• _To do_: Copy the records below exactly, leaving out every picture.

Website and app data records:
- Opening Delimiter -

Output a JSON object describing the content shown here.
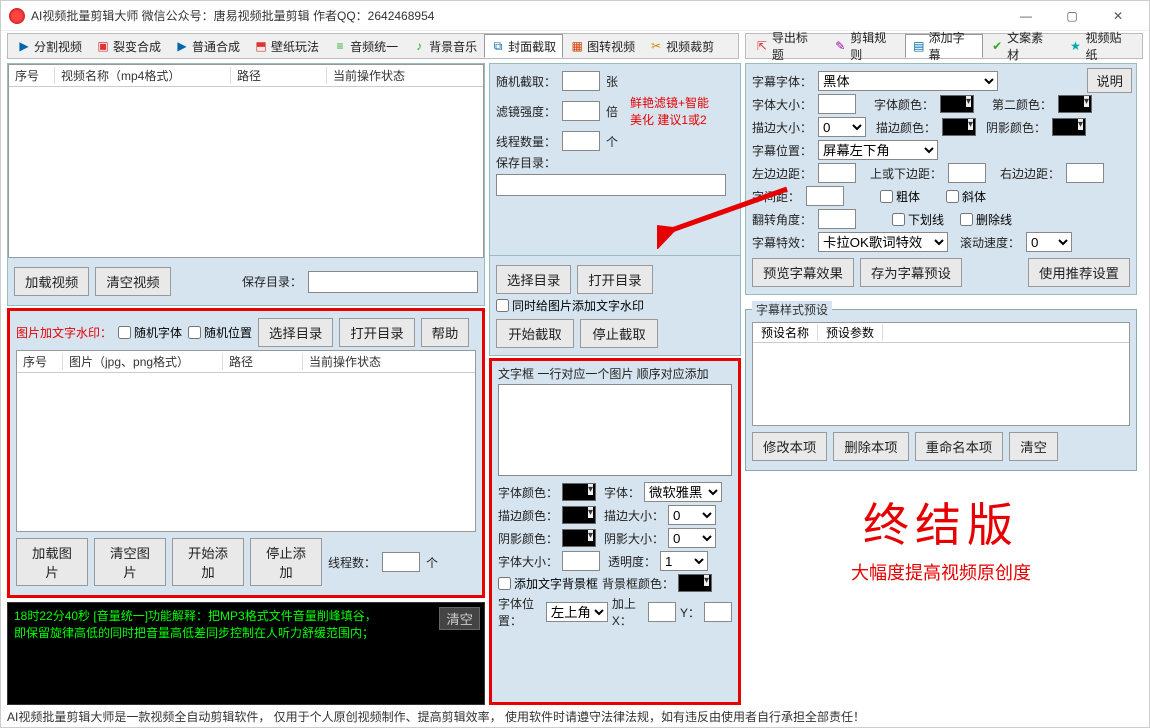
{
  "window": {
    "title": "AI视频批量剪辑大师   微信公众号：唐易视频批量剪辑   作者QQ：2642468954",
    "min": "—",
    "max": "▢",
    "close": "✕"
  },
  "tabs_left": [
    {
      "label": "分割视频",
      "icon": "▶",
      "color": "#06a"
    },
    {
      "label": "裂变合成",
      "icon": "▣",
      "color": "#d33"
    },
    {
      "label": "普通合成",
      "icon": "▶",
      "color": "#06a"
    },
    {
      "label": "壁纸玩法",
      "icon": "⬒",
      "color": "#d33"
    },
    {
      "label": "音频统一",
      "icon": "≡",
      "color": "#3a3"
    },
    {
      "label": "背景音乐",
      "icon": "♪",
      "color": "#3a3"
    },
    {
      "label": "封面截取",
      "icon": "⧉",
      "color": "#06a",
      "active": true
    },
    {
      "label": "图转视频",
      "icon": "▦",
      "color": "#c40"
    },
    {
      "label": "视频裁剪",
      "icon": "✂",
      "color": "#c80"
    }
  ],
  "tabs_right": [
    {
      "label": "导出标题",
      "icon": "⇱",
      "color": "#d33"
    },
    {
      "label": "剪辑规则",
      "icon": "✎",
      "color": "#a0a"
    },
    {
      "label": "添加字幕",
      "icon": "▤",
      "color": "#06a",
      "active": true
    },
    {
      "label": "文案素材",
      "icon": "✔",
      "color": "#3a3"
    },
    {
      "label": "视频贴纸",
      "icon": "★",
      "color": "#0aa"
    }
  ],
  "grid1": {
    "h1": "序号",
    "h2": "视频名称（mp4格式）",
    "h3": "路径",
    "h4": "当前操作状态"
  },
  "left_btns": {
    "load": "加载视频",
    "clear": "清空视频",
    "savedir": "保存目录："
  },
  "wm": {
    "title": "图片加文字水印：",
    "rnd_font": "随机字体",
    "rnd_pos": "随机位置",
    "seldir": "选择目录",
    "opendir": "打开目录",
    "help": "帮助"
  },
  "grid2": {
    "h1": "序号",
    "h2": "图片（jpg、png格式）",
    "h3": "路径",
    "h4": "当前操作状态"
  },
  "wm_btns": {
    "load": "加载图片",
    "clear": "清空图片",
    "start": "开始添加",
    "stop": "停止添加",
    "threads": "线程数：",
    "unit": "个"
  },
  "mid": {
    "rc": "随机截取：",
    "rc_u": "张",
    "fi": "滤镜强度：",
    "fi_u": "倍",
    "fi_hint1": "鲜艳滤镜+智能",
    "fi_hint2": "美化 建议1或2",
    "tc": "线程数量：",
    "tc_u": "个",
    "sd": "保存目录：",
    "seldir": "选择目录",
    "opendir": "打开目录",
    "wmchk": "同时给图片添加文字水印",
    "start": "开始截取",
    "stop": "停止截取",
    "tbhint": "文字框 一行对应一个图片 顺序对应添加",
    "fc": "字体颜色：",
    "ft": "字体：",
    "ft_v": "微软雅黑",
    "sc": "描边颜色：",
    "ss": "描边大小：",
    "ss_v": "0",
    "shc": "阴影颜色：",
    "shs": "阴影大小：",
    "shs_v": "0",
    "fs": "字体大小：",
    "op": "透明度：",
    "op_v": "1",
    "bgchk": "添加文字背景框",
    "bgc": "背景框颜色：",
    "pos": "字体位置：",
    "pos_v": "左上角",
    "addx": "加上X：",
    "y": "Y："
  },
  "right": {
    "explain": "说明",
    "ff": "字幕字体：",
    "ff_v": "黑体",
    "fs": "字体大小：",
    "fc": "字体颜色：",
    "c2": "第二颜色：",
    "ss": "描边大小：",
    "ss_v": "0",
    "sc": "描边颜色：",
    "shc": "阴影颜色：",
    "sp": "字幕位置：",
    "sp_v": "屏幕左下角",
    "ml": "左边边距：",
    "mt": "上或下边距：",
    "mr": "右边边距：",
    "ls": "字间距：",
    "bold": "粗体",
    "italic": "斜体",
    "ra": "翻转角度：",
    "ul": "下划线",
    "so": "删除线",
    "fx": "字幕特效：",
    "fx_v": "卡拉OK歌词特效",
    "spd": "滚动速度：",
    "spd_v": "0",
    "preview": "预览字幕效果",
    "savepreset": "存为字幕预设",
    "userec": "使用推荐设置",
    "pg": "字幕样式预设",
    "ph1": "预设名称",
    "ph2": "预设参数",
    "mod": "修改本项",
    "del": "删除本项",
    "ren": "重命名本项",
    "clr": "清空"
  },
  "log": {
    "l1": "18时22分40秒 [音量统一]功能解释：把MP3格式文件音量削峰填谷，",
    "l2": "      即保留旋律高低的同时把音量高低差同步控制在人听力舒缓范围内；",
    "clear": "清空"
  },
  "promo": {
    "t1": "终结版",
    "t2": "大幅度提高视频原创度"
  },
  "footer": "AI视频批量剪辑大师是一款视频全自动剪辑软件， 仅用于个人原创视频制作、提高剪辑效率， 使用软件时请遵守法律法规，如有违反由使用者自行承担全部责任！"
}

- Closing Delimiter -

• _Exercise solution_:
Output a JSON object describing the content shown here.
{
  "window": {
    "title": "AI视频批量剪辑大师   微信公众号：唐易视频批量剪辑   作者QQ：2642468954",
    "min": "—",
    "max": "▢",
    "close": "✕"
  },
  "tabs_left": [
    {
      "label": "分割视频",
      "icon": "▶",
      "color": "#06a"
    },
    {
      "label": "裂变合成",
      "icon": "▣",
      "color": "#d33"
    },
    {
      "label": "普通合成",
      "icon": "▶",
      "color": "#06a"
    },
    {
      "label": "壁纸玩法",
      "icon": "⬒",
      "color": "#d33"
    },
    {
      "label": "音频统一",
      "icon": "≡",
      "color": "#3a3"
    },
    {
      "label": "背景音乐",
      "icon": "♪",
      "color": "#3a3"
    },
    {
      "label": "封面截取",
      "icon": "⧉",
      "color": "#06a",
      "active": true
    },
    {
      "label": "图转视频",
      "icon": "▦",
      "color": "#c40"
    },
    {
      "label": "视频裁剪",
      "icon": "✂",
      "color": "#c80"
    }
  ],
  "tabs_right": [
    {
      "label": "导出标题",
      "icon": "⇱",
      "color": "#d33"
    },
    {
      "label": "剪辑规则",
      "icon": "✎",
      "color": "#a0a"
    },
    {
      "label": "添加字幕",
      "icon": "▤",
      "color": "#06a",
      "active": true
    },
    {
      "label": "文案素材",
      "icon": "✔",
      "color": "#3a3"
    },
    {
      "label": "视频贴纸",
      "icon": "★",
      "color": "#0aa"
    }
  ],
  "grid1": {
    "h1": "序号",
    "h2": "视频名称（mp4格式）",
    "h3": "路径",
    "h4": "当前操作状态"
  },
  "left_btns": {
    "load": "加载视频",
    "clear": "清空视频",
    "savedir": "保存目录："
  },
  "wm": {
    "title": "图片加文字水印：",
    "rnd_font": "随机字体",
    "rnd_pos": "随机位置",
    "seldir": "选择目录",
    "opendir": "打开目录",
    "help": "帮助"
  },
  "grid2": {
    "h1": "序号",
    "h2": "图片（jpg、png格式）",
    "h3": "路径",
    "h4": "当前操作状态"
  },
  "wm_btns": {
    "load": "加载图片",
    "clear": "清空图片",
    "start": "开始添加",
    "stop": "停止添加",
    "threads": "线程数：",
    "unit": "个"
  },
  "mid": {
    "rc": "随机截取：",
    "rc_u": "张",
    "fi": "滤镜强度：",
    "fi_u": "倍",
    "fi_hint1": "鲜艳滤镜+智能",
    "fi_hint2": "美化 建议1或2",
    "tc": "线程数量：",
    "tc_u": "个",
    "sd": "保存目录：",
    "seldir": "选择目录",
    "opendir": "打开目录",
    "wmchk": "同时给图片添加文字水印",
    "start": "开始截取",
    "stop": "停止截取",
    "tbhint": "文字框 一行对应一个图片 顺序对应添加",
    "fc": "字体颜色：",
    "ft": "字体：",
    "ft_v": "微软雅黑",
    "sc": "描边颜色：",
    "ss": "描边大小：",
    "ss_v": "0",
    "shc": "阴影颜色：",
    "shs": "阴影大小：",
    "shs_v": "0",
    "fs": "字体大小：",
    "op": "透明度：",
    "op_v": "1",
    "bgchk": "添加文字背景框",
    "bgc": "背景框颜色：",
    "pos": "字体位置：",
    "pos_v": "左上角",
    "addx": "加上X：",
    "y": "Y："
  },
  "right": {
    "explain": "说明",
    "ff": "字幕字体：",
    "ff_v": "黑体",
    "fs": "字体大小：",
    "fc": "字体颜色：",
    "c2": "第二颜色：",
    "ss": "描边大小：",
    "ss_v": "0",
    "sc": "描边颜色：",
    "shc": "阴影颜色：",
    "sp": "字幕位置：",
    "sp_v": "屏幕左下角",
    "ml": "左边边距：",
    "mt": "上或下边距：",
    "mr": "右边边距：",
    "ls": "字间距：",
    "bold": "粗体",
    "italic": "斜体",
    "ra": "翻转角度：",
    "ul": "下划线",
    "so": "删除线",
    "fx": "字幕特效：",
    "fx_v": "卡拉OK歌词特效",
    "spd": "滚动速度：",
    "spd_v": "0",
    "preview": "预览字幕效果",
    "savepreset": "存为字幕预设",
    "userec": "使用推荐设置",
    "pg": "字幕样式预设",
    "ph1": "预设名称",
    "ph2": "预设参数",
    "mod": "修改本项",
    "del": "删除本项",
    "ren": "重命名本项",
    "clr": "清空"
  },
  "log": {
    "l1": "18时22分40秒 [音量统一]功能解释：把MP3格式文件音量削峰填谷，",
    "l2": "      即保留旋律高低的同时把音量高低差同步控制在人听力舒缓范围内；",
    "clear": "清空"
  },
  "promo": {
    "t1": "终结版",
    "t2": "大幅度提高视频原创度"
  },
  "footer": "AI视频批量剪辑大师是一款视频全自动剪辑软件， 仅用于个人原创视频制作、提高剪辑效率， 使用软件时请遵守法律法规，如有违反由使用者自行承担全部责任！"
}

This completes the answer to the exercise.